Prison experts are expressing shock that billionaire Jeffrey Epstein was able to apparently take his life while being held in protective custody inside a jail where suicide was considered to be "nearly impossible."
Reports claimed that Epstein hanged himself in his cell inside the federal Metropolitan Correctional Center. He was rushed to a hospital in cardiac arrest and declared dead. Details about exactly how he was able to take his life or how guards did not prevent the act have not yet been shared.
Epstein's death has led to anger and demands for answers as to how he would have been able to take his own life inside the tightly guarded unit, which is away from the general prison population. As the New York Post noted, Epstein had placed on suicide watch at some point during his stay, a time which he was presumably held in a cell without any implements that could be used to take his life, meaning he would be stripped of shoelaces and belt. Yet the report noted he had been taken off suicide watch at some point and was not under watch when he apparently died by suicide on Saturday.
Even if Epstein was not placed on a formal suicide watch, suicide was believed to be virtually impossible within the Metropolitan Correctional Center, a federal facility in Manhattan. As the New York Post reported, there appeared to be only one other death by suicide there over the past 21 years, the 1998 death of Philadelphia drug kingpin Louis Turra.
"Jeffrey Epstein's shocking death occurred at an ultra-secure federal lock-up where suicide is supposedly next to impossible," the report noted.
As NBC News reported, experts said they were perplexed as to why Epstein would have been taken off suicide watch in the first place.
"For them to pull him off suicide watch is shocking," Cameron Lindsay, a former warden who worked at three federal facilities, told the news outlet. "For someone this high-profile, with these allegations and this many victims, who has had a suicide attempt in the last few weeks, you can take absolutely no chances."As the report added, some union officials believe that understaffing at the jail may have played a role in Epstein's apparent suicide. The local federal prison union in New York had lodged complaints about staffing shortages at the Metropolitan Correctional Center, the report noted.

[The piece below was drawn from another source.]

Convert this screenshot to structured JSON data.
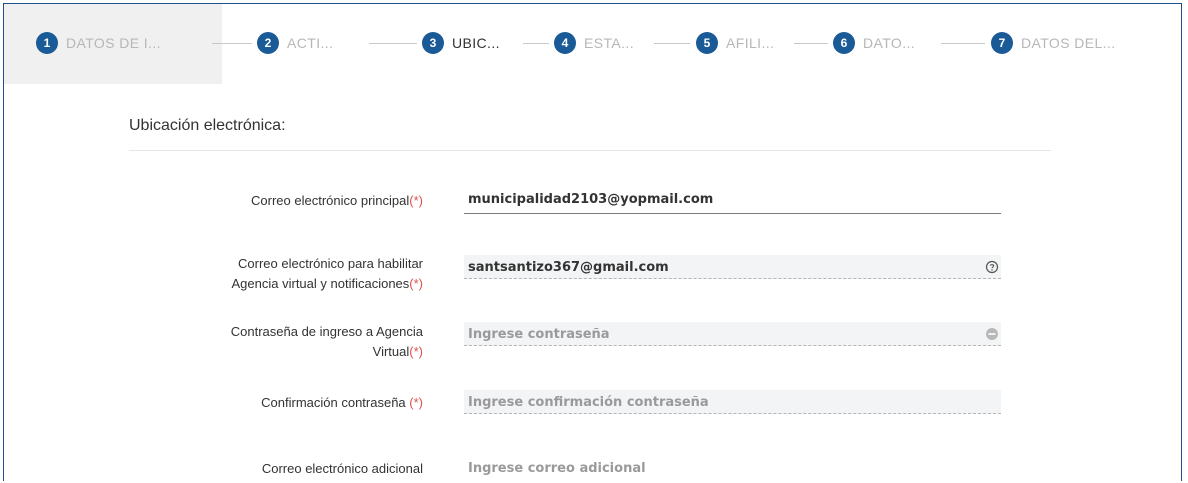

Attorney General William Barr has ordered a federal investigation into Epstein's death.
If you or someone you know is in crisis, please call the National Suicide Prevention Lifeline at 1-800-273-TALK (8255) or contact the Crisis Text Line by texting TALK to 741741. For readers outside the U.S., visit Suicide.org or Befrienders Worldwide for international resources you can use to find help.